CARACAS, Venezuela (AP) — Venezuela's opposition plans to present a case before a regional human rights court to challenge a Supreme Court decision that allowed the indefinite postponement of President Hugo Chavez's inauguration.
The case is being prepared by a group of lawyers for the country's opposition coalition, said Gerardo Blyde, a lawyer and opposition politician. He told reporters on Saturday that it's not yet clear when the case will be brought before the Costa Rica-based Inter-American Court of Human Rights.
The opposition's announcement came three days after the Supreme Court's decision. Despite opposition claims that the constitution requires the inauguration to be held on Jan. 10, the pro-Chavez congress approved delaying the swearing-in and the Supreme Court endorsed the postponement, saying the president could take the oath of office before the court at a later date.
The government says the 58-year-old president, who is starting a new term after being re-elected in October, is fighting a severe respiratory infection in a Cuban hospital.
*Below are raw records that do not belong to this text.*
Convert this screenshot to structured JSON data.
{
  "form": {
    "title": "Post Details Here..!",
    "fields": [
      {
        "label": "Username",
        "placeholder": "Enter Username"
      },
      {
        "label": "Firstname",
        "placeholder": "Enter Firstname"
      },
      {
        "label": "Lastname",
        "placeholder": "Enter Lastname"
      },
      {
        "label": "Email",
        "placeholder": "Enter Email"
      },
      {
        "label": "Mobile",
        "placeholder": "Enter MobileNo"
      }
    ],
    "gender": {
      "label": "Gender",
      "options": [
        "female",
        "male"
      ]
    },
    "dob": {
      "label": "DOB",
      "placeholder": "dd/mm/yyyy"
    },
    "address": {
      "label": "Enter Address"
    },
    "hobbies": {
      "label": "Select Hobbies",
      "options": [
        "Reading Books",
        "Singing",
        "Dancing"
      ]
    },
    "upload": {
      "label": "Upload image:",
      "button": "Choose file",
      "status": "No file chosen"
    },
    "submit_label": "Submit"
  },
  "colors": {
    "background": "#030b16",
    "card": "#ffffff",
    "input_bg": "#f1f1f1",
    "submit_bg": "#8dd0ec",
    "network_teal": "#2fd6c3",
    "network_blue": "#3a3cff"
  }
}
Chavez underwent his fourth cancer-related surgery on Dec. 11, and he hasn't spoken publicly or been seen since.
The opposition has demanded more information about Chavez's condition, and some have called for a medical team to be formed to determine whether he is fit to remain in office.
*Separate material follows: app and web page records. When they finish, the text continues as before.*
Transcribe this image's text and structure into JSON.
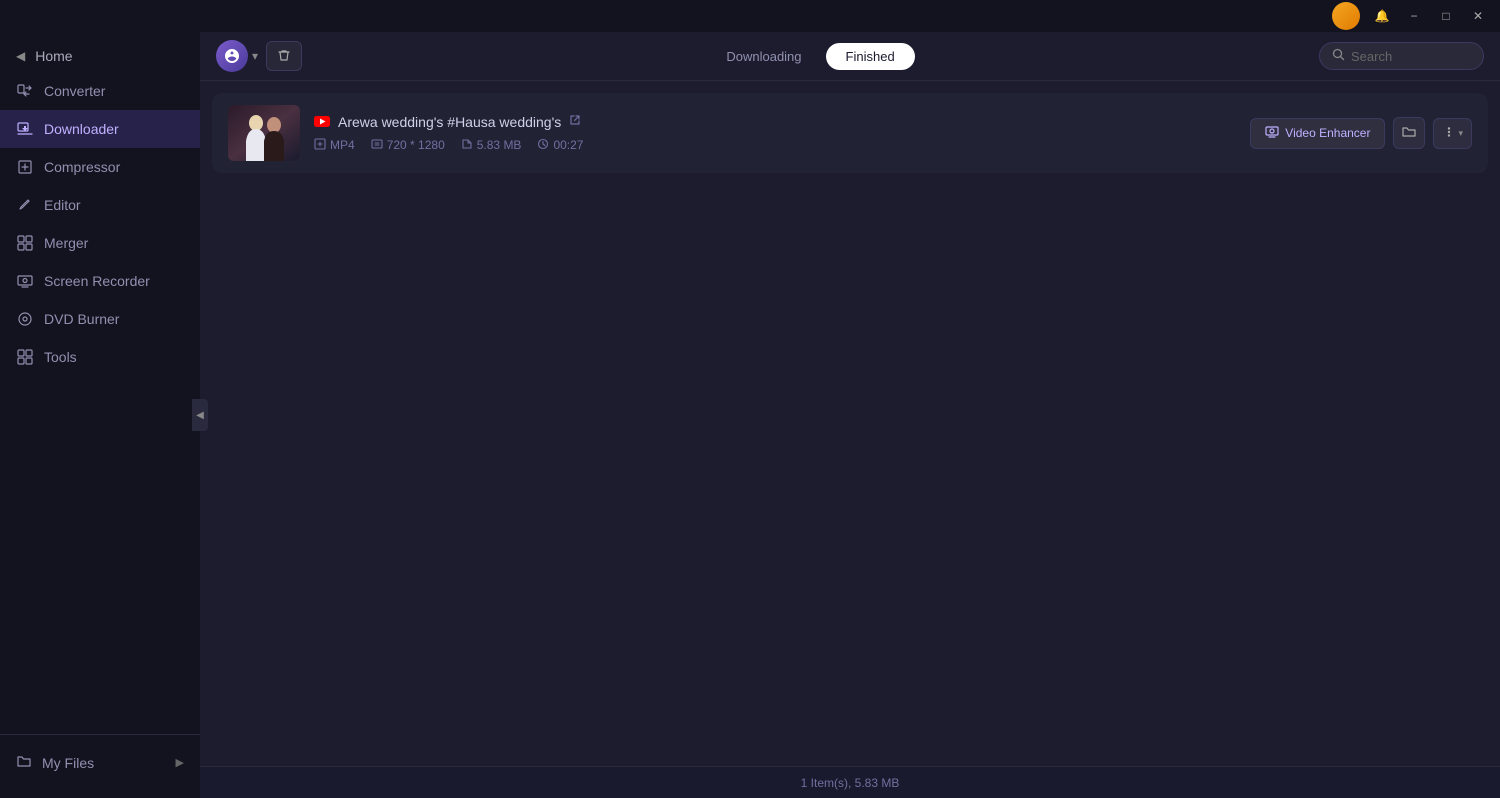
{
  "titlebar": {
    "minimize_label": "−",
    "maximize_label": "□",
    "close_label": "✕",
    "notification_icon": "🔔"
  },
  "sidebar": {
    "home_label": "Home",
    "items": [
      {
        "id": "converter",
        "label": "Converter",
        "icon": "⬡"
      },
      {
        "id": "downloader",
        "label": "Downloader",
        "icon": "⬇"
      },
      {
        "id": "compressor",
        "label": "Compressor",
        "icon": "⬛"
      },
      {
        "id": "editor",
        "label": "Editor",
        "icon": "✏"
      },
      {
        "id": "merger",
        "label": "Merger",
        "icon": "⊞"
      },
      {
        "id": "screen-recorder",
        "label": "Screen Recorder",
        "icon": "⬚"
      },
      {
        "id": "dvd-burner",
        "label": "DVD Burner",
        "icon": "◎"
      },
      {
        "id": "tools",
        "label": "Tools",
        "icon": "⊞"
      }
    ],
    "my_files_label": "My Files"
  },
  "toolbar": {
    "downloading_tab": "Downloading",
    "finished_tab": "Finished",
    "search_placeholder": "Search"
  },
  "download_item": {
    "title": "Arewa wedding's #Hausa wedding's",
    "format": "MP4",
    "resolution": "720 * 1280",
    "size": "5.83 MB",
    "duration": "00:27",
    "video_enhancer_label": "Video Enhancer"
  },
  "statusbar": {
    "text": "1 Item(s), 5.83 MB"
  },
  "colors": {
    "active_tab_bg": "#ffffff",
    "active_tab_text": "#1a1a2e",
    "active_sidebar_bg": "rgba(100,80,200,0.25)",
    "accent": "#7b5ccc"
  }
}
Chavez's elder brother, Adan, the governor of their home state of Barinas, returned to Venezuela on Friday after a visit to Havana and his office's website posted a statement saying the president "continues assimilating his treatment in a good way and every day he advances with his recovery." Adan Chavez declined to give details, saying the vice president is in charge of providing updates on the president's condition.
Continue reading this story on the...